6. Breathing- The higher belts will tell you that the way you breathe during a fight can determine your fate. You must be able to regulate your breath during explosive moves but more importantly, when in a compromising  position where you’re gassing out but you’re also being crushed and you can’t breathe well. If you can learn diaphragmatic breathing through challenging yoga flows, you’ll reap the benefits in your jujitsu as well.

3 Person Yoga Pose

7. Mitigate injuries- After becoming proficient in yoga, you move and exert your body differently and in more ergonomic ways. Knowing the healthy range as well as the strengths and weaknesses of shoulders, hips, knees and other joints will help you naturally prevent contorting your body in ways that could lead to injury. Having a a stronger foundation of core and stabilizing muscles along with the increased flexibility also helps to prevent injuries.

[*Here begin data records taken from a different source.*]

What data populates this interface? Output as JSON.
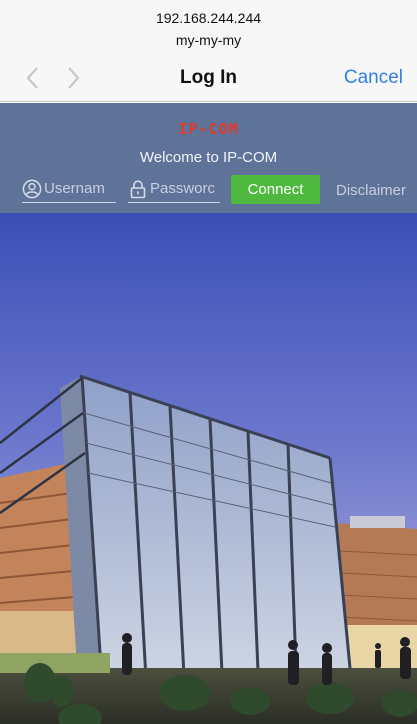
{
  "address_bar": {
    "host": "192.168.244.244",
    "ssid": "my-my-my"
  },
  "nav": {
    "title": "Log In",
    "cancel_label": "Cancel"
  },
  "portal": {
    "logo_text": "IP-COM",
    "welcome_text": "Welcome to IP-COM",
    "username_placeholder": "Usernam",
    "password_placeholder": "Passworс",
    "connect_label": "Connect",
    "disclaimer_label": "Disclaimer"
  },
  "colors": {
    "banner": "#5f7298",
    "connect": "#4fb93f",
    "link": "#2f7fe8",
    "logo": "#e23a2e"
  },
  "icons": [
    "chevron-left-icon",
    "chevron-right-icon",
    "user-icon",
    "lock-icon"
  ]
}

8. Rehabilitation- Yoga doesn’t make you invincible or bulletproof so you’re still bound to get injured at least once on your path from white to black belt. And when this happens you can bet that yoga will be the best way to rehabilitate and recover from your injuries. So far, I have been able to strengthen a partially torn MCL and ACL in my knee, repair rotator cuff  tear in my shoulder, straighten out my crooked fingers and much more.  I refused knee surgery after having 3 different doctors tell me its the only way I’ll be able to train again. I’m really starting to think Yoga can cure anything!

Thanks for reading, OSS and Namaste!

My First BJJ Tournament as a White Belt

I started training mixed martial arts (MMA) at IngDojo in the Philippines at the ripe age of 34. Prior to this, I had spent 13 years behind a desk with a laptop in one hand and a phone in the other so I went in with no foundation of physical fitness whatsoever. I couldn’t run 100 meters much less run 1 mile so getting back in shape was both painful and grueling. I trained striking and bjj at IngDojo about 2 to 3 times a week for just over 1 year. During this time I visited other gyms in the Philippines as well as Canada. After a long 6 month break due to business travel and knee injury, I took the opportunity to come to Vietnam to train at the Saigon Sports Club under professor Gilberto Bottiglieri.

I initially planned on staying for a month while working remotely but when I learned about the Saigon One BJJ Tournament was just two months away, I decided to stay so I could train and compete.

I’ve now had 3 months of almost daily training and the tournament is exactly two weeks away.  I kinda feel like a  sandbagger because I frequently tap blues and very rarely get tapped by whites but in my defense I truly only have around 1 year and 3 months of training and only 1 stripe on my belt.  With fighters coming from all over the world and from a plethora of other disciplines, I’m sure I will have to go a against a true sandbagger who may have several years or even decades of training in wrestling, Judo, Krav Maga or other disciplines but since they haven’t been belted as in BJJ, they are able to come in as a white belt. But no complaints, as the cliche goes… All is Fair in “Love and War” so let the best man win.

One thing’s for sure, I aim to bring home the gold medal!

Post Competition Update

So I placed 3rd and won a bronze medal. I’ve been kicking myself in the butt ever since because I really feel like I should have won the gold but I learned a valuable lesson… competing is very different than any other setting because of the mental game that is involved. My only downfall was the mental block. I had my head up my ass and didn’t perform anywhere nearly as well as I normally do. I had the gold medal winner in a triangle coke two different times but instead of correcting the angle and closing it like I should have, I was floundering around trying other things like sweeps and kimoras. The video is painful to watch. In conclusion, I hope to continue competing so I can overcome the mental block and start winning gold medals!